(211) If he has made a commoner's daughter lose her unborn child by the violence, he shall pay five shekels of silver.
(212) If that woman has died, he shall pay half a mana of silver.

(213) If he has struck a man's slave-girl and made her lose her unborn child, he shall pay two shekels of silver.[3]

Comment: Examples of price-fixing the penalty of homicide. Also vicarious punishment -- killing a man's daughter if he kills a woman.

(L7) If a man has bought silver, gold, a slave, a slave-girl, an ox, a sheep, a donkey or anything else from a man's son or a man's slave without properly witnessed receipts, even if he has accepted them just to look after them, that man is a thief, and shall be killed.[4]

Comment: Death penalty for not getting a receipt. Biblical law not only doesn't force people to get reciepts, it has no death penalty for theft or other property crimes.

(L8) If a man has stolen an ox, or a sheep, or a donkey, or a pig, or a boat he shall pay thirty times its value if it belongs to a god or a temple and repay ten times its value if it belongs to a workman. If that thief does not have enough to pay he shall be killed.[5]

Comment: You are given the death penalty if you cannot pay back what you stole. There is nothing of this kind in Biblical law.

(25) If there has been an outbreak of fire in a man's house and a man who has gone to put it out catches sight of the private possessions of the owner of the house and takes them, that man shall be thrown into that same fire.[6]

Comment: Death penalty for looting, a property crime.

(108) If instead of grain a brewer has accepted silver weighed with a large weight-stone for the price of drink, thus making the price of the drink less than the price of the grain, they shall prove that brewer guilty and throw her into the water.[7]

Comment: The River Ordeal (in Babylon) would normally result in death.

(229) If a builder has built a house for a man and has not made his work strong enough and the house he has made has collapsed and caused the death of the owner of the house, that builder shall be killed. (230) If it has caused the death of the son of the owner of the house, they shall kill that builder's son.
(231) If it has caused the death of a slave of the owner of the house, he shall give a slave for the slave to the owner of the house.[8]

Comment: Vicarious punishment again, which is completely disallowed in Biblical law.

  1. M. E. J. Richardson: "Hammurabi's Laws.

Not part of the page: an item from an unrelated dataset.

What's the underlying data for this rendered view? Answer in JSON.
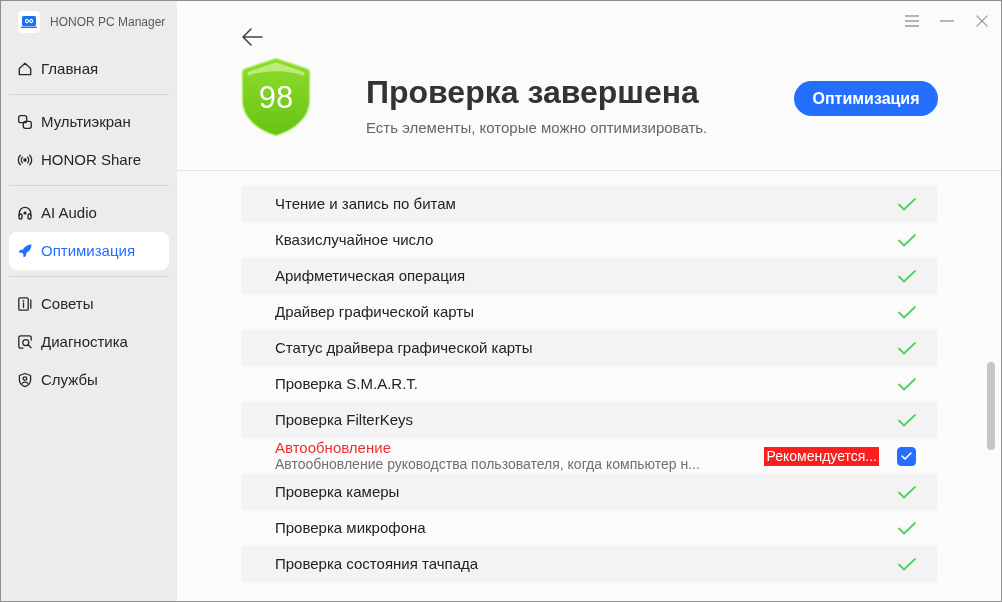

Text, Translation and Glossary", T&T Clark International: London, New York, 2004., 105
  2. Richardson, 105
  3. Richardson, 105
  4. Richardson, 45
  5. Richardson, 45
  6. Richardson, 51
  7. Richardson, 75
  8. Richardson, 109